EXERCISE BRIEF
Each line below that includes "true" counts once; report the total and nothing more.
(RECORDS TO USE Opens)
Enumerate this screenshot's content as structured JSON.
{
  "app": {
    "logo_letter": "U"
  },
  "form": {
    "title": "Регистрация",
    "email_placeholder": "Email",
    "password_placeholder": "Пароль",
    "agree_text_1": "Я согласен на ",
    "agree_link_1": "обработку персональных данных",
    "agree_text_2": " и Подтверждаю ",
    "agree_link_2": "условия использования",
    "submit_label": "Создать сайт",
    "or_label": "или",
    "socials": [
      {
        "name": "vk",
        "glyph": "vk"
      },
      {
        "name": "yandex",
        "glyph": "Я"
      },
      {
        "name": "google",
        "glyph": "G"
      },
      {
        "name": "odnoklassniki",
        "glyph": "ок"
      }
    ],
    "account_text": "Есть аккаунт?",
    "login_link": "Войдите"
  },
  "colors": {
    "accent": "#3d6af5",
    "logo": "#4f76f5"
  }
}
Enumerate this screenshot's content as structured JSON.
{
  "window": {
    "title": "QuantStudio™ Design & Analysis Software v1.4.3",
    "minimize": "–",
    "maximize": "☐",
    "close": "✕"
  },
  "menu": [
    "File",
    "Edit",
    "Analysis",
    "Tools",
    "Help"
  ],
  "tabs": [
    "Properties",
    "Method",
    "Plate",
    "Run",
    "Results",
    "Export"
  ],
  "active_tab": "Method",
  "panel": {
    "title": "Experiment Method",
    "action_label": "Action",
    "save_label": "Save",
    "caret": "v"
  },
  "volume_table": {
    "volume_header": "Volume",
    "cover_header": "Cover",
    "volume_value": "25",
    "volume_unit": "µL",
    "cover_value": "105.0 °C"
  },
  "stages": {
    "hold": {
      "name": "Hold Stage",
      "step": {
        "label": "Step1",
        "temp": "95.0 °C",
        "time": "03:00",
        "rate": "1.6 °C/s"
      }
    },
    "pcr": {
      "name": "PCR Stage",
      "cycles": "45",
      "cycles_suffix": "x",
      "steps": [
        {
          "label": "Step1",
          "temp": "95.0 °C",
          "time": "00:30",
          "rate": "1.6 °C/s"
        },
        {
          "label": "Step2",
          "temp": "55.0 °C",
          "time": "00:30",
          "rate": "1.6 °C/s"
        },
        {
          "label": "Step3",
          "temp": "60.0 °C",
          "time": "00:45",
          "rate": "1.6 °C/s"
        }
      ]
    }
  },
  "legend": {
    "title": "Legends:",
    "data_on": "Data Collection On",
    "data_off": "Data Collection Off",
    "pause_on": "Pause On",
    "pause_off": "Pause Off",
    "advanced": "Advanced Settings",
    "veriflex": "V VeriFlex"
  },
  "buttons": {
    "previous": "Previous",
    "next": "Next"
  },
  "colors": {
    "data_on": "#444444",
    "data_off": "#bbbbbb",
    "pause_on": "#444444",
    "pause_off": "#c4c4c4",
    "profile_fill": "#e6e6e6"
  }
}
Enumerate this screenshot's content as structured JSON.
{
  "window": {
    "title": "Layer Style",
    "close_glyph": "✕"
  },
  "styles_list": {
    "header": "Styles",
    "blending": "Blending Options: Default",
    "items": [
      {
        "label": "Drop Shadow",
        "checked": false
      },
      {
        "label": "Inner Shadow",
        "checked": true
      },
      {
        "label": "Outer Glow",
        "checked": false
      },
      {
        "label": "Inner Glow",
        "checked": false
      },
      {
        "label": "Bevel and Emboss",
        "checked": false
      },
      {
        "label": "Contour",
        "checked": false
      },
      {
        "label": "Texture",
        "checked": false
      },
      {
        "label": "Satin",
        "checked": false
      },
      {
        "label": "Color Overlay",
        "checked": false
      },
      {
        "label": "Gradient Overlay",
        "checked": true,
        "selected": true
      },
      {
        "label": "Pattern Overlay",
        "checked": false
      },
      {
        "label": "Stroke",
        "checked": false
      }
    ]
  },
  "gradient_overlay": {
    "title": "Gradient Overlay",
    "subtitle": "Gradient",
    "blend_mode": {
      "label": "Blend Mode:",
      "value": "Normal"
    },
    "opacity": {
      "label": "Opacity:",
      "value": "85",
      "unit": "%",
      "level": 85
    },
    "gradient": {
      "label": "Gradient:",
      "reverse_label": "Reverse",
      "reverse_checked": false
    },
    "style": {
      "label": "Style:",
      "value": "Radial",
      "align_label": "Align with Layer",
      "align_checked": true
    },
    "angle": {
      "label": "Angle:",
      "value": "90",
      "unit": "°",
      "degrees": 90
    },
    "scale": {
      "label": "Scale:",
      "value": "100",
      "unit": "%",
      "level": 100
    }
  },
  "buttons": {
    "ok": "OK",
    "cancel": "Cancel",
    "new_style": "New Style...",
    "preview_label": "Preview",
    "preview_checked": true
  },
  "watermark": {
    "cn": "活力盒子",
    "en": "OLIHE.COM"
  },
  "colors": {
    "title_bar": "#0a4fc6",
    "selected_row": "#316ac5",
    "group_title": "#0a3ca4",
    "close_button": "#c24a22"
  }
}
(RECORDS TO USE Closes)
EXERCISE OUTPUT
5